May 13, 2021

Background Information: Over one year into the pandemic many therapies to treat COVID-19 have targeted innumerable aspects of the virus. Most recently, the use of corticosteroids to treat the virus’ excessive inflammatory effects has become the front and center of therapy in patients requiring oxygen therapy.1 The RECOVERY trial showed a mortality benefit when using Dexamethasone in severe cases where oxygen therapy or mechanical ventilation was required.2 Interestingly, compared to other corticosteroids, high doses of Methylprednisolone are actually the preferred agent for anti-inflammation in pulmonary diseases as it achieves a more direct effect on cell membrane associated proteins.3 The authors of the following paper sought to investigate the effectiveness of methylprednisolone compared to Dexamethasone in hypoxemic ICU patients with COVID-19.

April 5, 2021

Background Information:

The use of corticosteroids in patients with pneumonia secondary to COVID-19 has been a controversially hot topic, particularly early on in the pandemic. Prior evidence seen in Severe Acute Respiratory Syndrome (SARS) and Middle Eastern Respiratory Syndrome have led some to argue against their use due to delayed viral clearance.1 More recent evidence related to SARS-Cov-2 has specifically shown reduced mortality and reduced need for mechanical ventilation with corticosteroids.2-4 More recently, the RECOVERY Trial showed an improvement in 28-day mortality among patients on oxygen therapy who received Dexamethasone.5 Little information exists in the literature about patients with moderate to severe disease who do not warrant ICU level of care but require hospital admission due to the extent of their illness. The authors of this study designed and conducted a pragmatic, partially randomized control trial to evaluate the possible benefit of methylprednisolone in hospitalized patients with moderate to severe COVID-19 pneumonia.

May 31, 2020

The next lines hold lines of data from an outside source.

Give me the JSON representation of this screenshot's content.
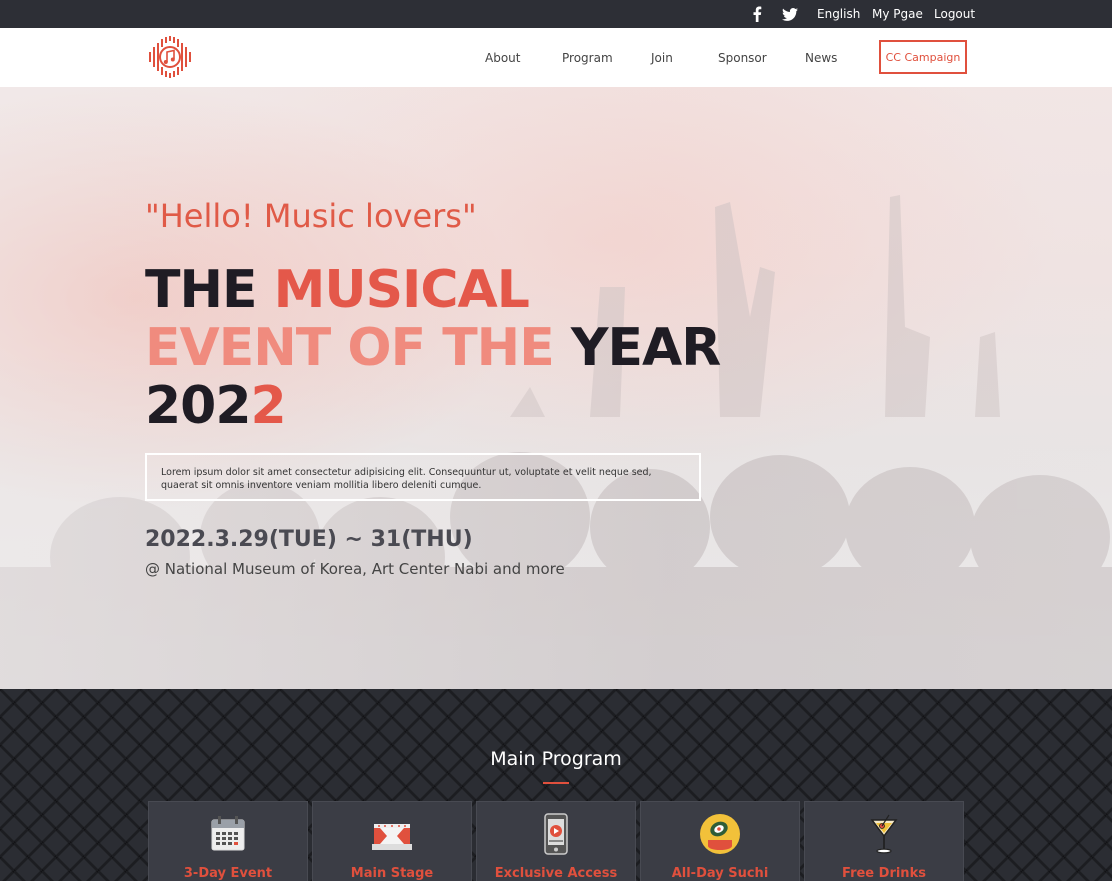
{
  "topbar": {
    "social": [
      {
        "icon": "facebook-icon"
      },
      {
        "icon": "twitter-icon"
      }
    ],
    "links": {
      "language": "English",
      "my_page": "My Pgae",
      "logout": "Logout"
    }
  },
  "nav": {
    "logo_icon": "music-logo-icon",
    "items": [
      "About",
      "Program",
      "Join",
      "Sponsor",
      "News"
    ],
    "campaign_button": "CC Campaign"
  },
  "hero": {
    "greeting": "\"Hello! Music lovers\"",
    "headline": {
      "line1_a": "THE ",
      "line1_b": "MUSICAL",
      "line2_a": "EVENT OF THE ",
      "line2_b": "YEAR",
      "line3_a": "202",
      "line3_b": "2"
    },
    "description": "Lorem ipsum dolor sit amet consectetur adipisicing elit. Consequuntur ut, voluptate et velit neque sed, quaerat sit omnis inventore veniam mollitia libero deleniti cumque.",
    "date": "2022.3.29(TUE) ~ 31(THU)",
    "venue": "@ National Museum of Korea, Art Center Nabi and more"
  },
  "program": {
    "title": "Main Program",
    "cards": [
      {
        "label": "3-Day Event",
        "icon": "calendar-icon"
      },
      {
        "label": "Main Stage",
        "icon": "stage-icon"
      },
      {
        "label": "Exclusive Access",
        "icon": "phone-play-icon"
      },
      {
        "label": "All-Day Suchi",
        "icon": "sushi-icon"
      },
      {
        "label": "Free Drinks",
        "icon": "cocktail-icon"
      }
    ]
  },
  "colors": {
    "accent": "#e0503d",
    "dark_bar": "#2d2f36",
    "headline_dark": "#1f1c24"
  }
}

I am fortunate to work in a hospital system that is very forward thinking.  We have a phenomenal relationship with our intensivists, and I have been fortunate enough to have several discussions with them about how we are managing COVID-19 in our ICUs.  For full transparency, I don’t work up in the ICU, but had the opportunity to discuss what we are doing in our ICUs with one of our intensivists (ECMO, steroids, Remdesivir, etc...).  We are doing something different in San Antonio that I thought was worth discussing on this podcast that may be a feasible option for some institutions and some patients, but not all. If there is one thing this disease has taught me, that is one size does not fit all.

May 11, 2020

“You’re in the emergency department, you have a patient who EMS has brought in from a nursing home…who’s excited? Right, nobody is. And they are brought in for a chief complaint of altered mental status. So they’re concerned about sepsis. This is your initial set of vital signs: febrile, tachycardic, hypotensive. And you’re looking at the patient and you’re looking at their Foley and it looks like somebody put oatmeal into it. You know for a fact that the probability is that they have a urinary tract infection is pretty high. So the next question is: do you do what you normally do, but add steroids?”

May 24, 2018

Background: Sore throat is among the most common complaints in the emergency department (ED). Sometimes, the etiology is bacterial, and in those cases antibiotics may shorten the duration of disease and provide symptomatic relief. The majority of cases are viral and though most are appropriately treated with symptom management in the forms of NSAIDS and acetaminophen, some are prescribed antibiotics before cultures result in the hopes of alleviating pain. Corticosteroids are another treatment modality with prior studies suggesting their effectiveness. That said, steroids remain an uncommon therapy for a common disease.